To borrow from the Shakespeare ’s Juliet: “What's in a name? That which we call milk by any other name would taste as great...”
Alas, if you’re the National Milk Producers Federation, you’d have quite a bone to pick with Juliet. It’s been the group’s long-standing position that terms like “milk” should refer exclusively to dairy products from animals — not soybeans, almonds or rice.
“The FDA has allowed the meaning of ‘milk’ to be watered down to the point where many products that use the term have never seen the inside of a barn,” said Jerry Kozak, President and CEO of NMPF, in a release  announcing a new petition drive to get the Food and Drug Administration  to correct the “misappropriation of dairy terminology on imitation milk products.”
The organization, which last appealed to federal regulators in 2000 (without success), is reviving its campaign because the alternative dairy industry has grown beyond milk, and is now using terms like yogurt, ice cream and cheese to describe their non-dairy products.
“You don’t got milk if it comes from a hemp plant, you can’t say cheese if it’s made from rice, and faux yogurt can’t be made from soy and still be called yogurt,” says Kozak. In its petition, the NMPF notes that some manufacturers have adopted wording such as “cheeze” in order to circumvent the controversy.
But the NMPF has noticed and is asking dairy fans to help prod the FDA into action. The group has set up a special Facebook  page that allows people to comment and post photos of non-dairy products such as rice milk, coconut milk ice cream and soy cheese.
The crux of the NMPF argument is that, by using dairy terminology, non-dairy alternatives are positioning themselves as equivalents when, in fact, they contain vastly different ingredients and vary widely in nutritional value.
That might be true enough, but I think that the answer to the dispute lies more in the basics — that is, the wording itself. Milk is a commodity. It’s considered by the government, and the industry itself, as a primary agricultural product. If the product is a commodity, what of the word used to describe it?

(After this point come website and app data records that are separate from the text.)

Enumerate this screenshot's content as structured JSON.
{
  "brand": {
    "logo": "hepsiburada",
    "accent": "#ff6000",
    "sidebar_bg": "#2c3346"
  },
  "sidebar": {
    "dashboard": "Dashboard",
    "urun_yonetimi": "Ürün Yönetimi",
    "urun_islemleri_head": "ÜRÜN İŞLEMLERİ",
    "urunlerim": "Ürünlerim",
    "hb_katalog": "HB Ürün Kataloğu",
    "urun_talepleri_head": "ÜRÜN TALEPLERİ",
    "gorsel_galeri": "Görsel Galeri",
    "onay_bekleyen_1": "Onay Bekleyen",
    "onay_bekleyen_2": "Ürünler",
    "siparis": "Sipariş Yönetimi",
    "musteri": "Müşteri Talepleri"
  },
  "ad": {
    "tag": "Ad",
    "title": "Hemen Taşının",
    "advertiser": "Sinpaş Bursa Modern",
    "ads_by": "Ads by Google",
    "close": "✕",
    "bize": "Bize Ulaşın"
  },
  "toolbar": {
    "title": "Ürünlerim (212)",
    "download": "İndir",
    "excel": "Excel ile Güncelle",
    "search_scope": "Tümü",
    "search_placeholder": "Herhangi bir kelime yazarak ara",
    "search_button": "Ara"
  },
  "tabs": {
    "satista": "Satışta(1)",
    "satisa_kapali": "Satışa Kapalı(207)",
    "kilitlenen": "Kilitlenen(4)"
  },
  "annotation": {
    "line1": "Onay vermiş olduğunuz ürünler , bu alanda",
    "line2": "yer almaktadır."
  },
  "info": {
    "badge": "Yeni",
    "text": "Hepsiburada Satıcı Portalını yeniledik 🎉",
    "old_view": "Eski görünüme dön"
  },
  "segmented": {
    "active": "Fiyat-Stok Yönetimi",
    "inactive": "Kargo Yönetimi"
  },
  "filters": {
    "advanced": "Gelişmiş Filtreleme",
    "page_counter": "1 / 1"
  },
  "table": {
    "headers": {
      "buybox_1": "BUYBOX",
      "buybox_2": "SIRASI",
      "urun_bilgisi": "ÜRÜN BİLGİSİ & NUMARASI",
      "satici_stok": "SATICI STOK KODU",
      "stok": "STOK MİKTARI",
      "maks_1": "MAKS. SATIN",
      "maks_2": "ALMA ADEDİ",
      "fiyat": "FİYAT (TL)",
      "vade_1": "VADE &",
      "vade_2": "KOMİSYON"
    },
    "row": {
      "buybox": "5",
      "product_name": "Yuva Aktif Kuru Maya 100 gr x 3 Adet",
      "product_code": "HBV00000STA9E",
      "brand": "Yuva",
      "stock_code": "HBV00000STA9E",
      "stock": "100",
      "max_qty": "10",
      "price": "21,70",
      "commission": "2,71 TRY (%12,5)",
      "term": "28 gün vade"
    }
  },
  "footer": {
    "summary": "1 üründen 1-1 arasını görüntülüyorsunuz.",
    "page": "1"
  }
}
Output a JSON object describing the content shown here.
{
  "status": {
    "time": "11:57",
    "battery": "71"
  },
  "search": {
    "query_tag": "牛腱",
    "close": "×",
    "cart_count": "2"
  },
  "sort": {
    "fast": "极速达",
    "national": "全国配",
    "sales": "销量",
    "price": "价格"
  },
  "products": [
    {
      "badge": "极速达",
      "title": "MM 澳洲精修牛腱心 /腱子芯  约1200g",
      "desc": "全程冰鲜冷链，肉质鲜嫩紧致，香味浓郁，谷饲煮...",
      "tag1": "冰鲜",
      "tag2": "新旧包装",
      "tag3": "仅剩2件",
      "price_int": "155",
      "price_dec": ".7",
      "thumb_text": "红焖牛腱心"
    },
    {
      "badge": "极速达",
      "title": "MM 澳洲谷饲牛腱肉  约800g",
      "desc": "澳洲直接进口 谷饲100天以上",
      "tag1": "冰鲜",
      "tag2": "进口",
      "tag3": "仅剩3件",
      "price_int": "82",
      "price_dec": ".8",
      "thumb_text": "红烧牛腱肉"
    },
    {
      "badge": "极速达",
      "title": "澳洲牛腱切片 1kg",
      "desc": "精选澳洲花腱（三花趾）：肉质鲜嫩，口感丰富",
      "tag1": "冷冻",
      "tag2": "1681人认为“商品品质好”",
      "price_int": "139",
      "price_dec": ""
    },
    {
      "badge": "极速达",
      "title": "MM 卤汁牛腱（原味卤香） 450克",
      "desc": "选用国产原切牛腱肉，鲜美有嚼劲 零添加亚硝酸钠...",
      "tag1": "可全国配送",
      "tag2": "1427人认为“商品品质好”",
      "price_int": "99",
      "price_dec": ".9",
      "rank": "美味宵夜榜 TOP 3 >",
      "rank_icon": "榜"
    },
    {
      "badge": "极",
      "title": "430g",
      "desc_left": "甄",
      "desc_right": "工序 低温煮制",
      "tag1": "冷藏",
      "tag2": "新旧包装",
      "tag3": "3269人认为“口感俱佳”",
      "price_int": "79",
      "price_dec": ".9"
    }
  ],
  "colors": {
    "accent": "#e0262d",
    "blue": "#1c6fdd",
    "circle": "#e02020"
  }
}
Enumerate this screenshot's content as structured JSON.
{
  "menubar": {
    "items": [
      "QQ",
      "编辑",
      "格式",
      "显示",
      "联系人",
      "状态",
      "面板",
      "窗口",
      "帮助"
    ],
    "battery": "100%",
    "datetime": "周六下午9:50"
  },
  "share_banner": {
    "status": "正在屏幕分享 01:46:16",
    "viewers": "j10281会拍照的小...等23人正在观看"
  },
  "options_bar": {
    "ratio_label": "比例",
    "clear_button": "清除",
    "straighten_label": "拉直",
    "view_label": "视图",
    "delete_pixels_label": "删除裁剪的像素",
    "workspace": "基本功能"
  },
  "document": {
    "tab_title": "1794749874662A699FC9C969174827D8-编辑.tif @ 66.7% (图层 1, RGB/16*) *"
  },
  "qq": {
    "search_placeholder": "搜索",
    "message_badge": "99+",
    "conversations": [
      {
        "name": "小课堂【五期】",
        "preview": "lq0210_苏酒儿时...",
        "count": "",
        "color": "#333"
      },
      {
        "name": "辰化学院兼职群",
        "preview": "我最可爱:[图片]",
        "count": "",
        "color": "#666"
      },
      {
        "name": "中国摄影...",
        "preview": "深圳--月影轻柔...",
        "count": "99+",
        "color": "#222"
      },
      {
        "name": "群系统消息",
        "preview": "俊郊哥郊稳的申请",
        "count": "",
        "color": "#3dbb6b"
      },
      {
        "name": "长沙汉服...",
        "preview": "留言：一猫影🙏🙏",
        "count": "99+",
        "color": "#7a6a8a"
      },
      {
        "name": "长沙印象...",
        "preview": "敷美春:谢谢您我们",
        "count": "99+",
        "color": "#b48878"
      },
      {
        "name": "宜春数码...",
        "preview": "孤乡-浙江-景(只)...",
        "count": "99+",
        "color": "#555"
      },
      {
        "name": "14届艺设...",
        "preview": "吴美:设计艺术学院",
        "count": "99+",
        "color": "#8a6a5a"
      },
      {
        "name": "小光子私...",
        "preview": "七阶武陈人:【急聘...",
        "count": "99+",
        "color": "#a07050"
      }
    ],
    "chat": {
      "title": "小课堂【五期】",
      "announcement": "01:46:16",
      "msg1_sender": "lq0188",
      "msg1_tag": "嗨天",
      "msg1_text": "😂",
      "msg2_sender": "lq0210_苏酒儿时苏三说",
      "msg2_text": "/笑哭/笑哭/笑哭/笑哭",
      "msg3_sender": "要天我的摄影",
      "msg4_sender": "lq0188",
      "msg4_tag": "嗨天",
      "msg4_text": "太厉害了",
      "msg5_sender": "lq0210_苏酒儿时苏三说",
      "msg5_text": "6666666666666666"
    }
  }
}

On the consumer level, there’s additional guidance favoring this common perception. Studies have shown there’s very little loyalty to one brand of milk over another; purchases are very much driven by price. For the NMPF to stand up and try to “brand” the commodity will be difficult, and I suspect that’s what gave the FDA poise last time.
This time around, though, the group might be arguing from a stronger position. Consumers are more choosey when it comes to dairy-based products like ice cream and cheese and yogurt. They are brand-loyal and brands are much stronger at this level of the dairy case.
Or, the FDA could dismiss this claim, too, saying yet again that a word is a word is a word… Now, if you’ll excuse me, I have to go get the scotch tape  so I can post the notice I xeroxed on the wall, unless I get a paper cut and need a band-aid first.
(Photo credit: j_lai)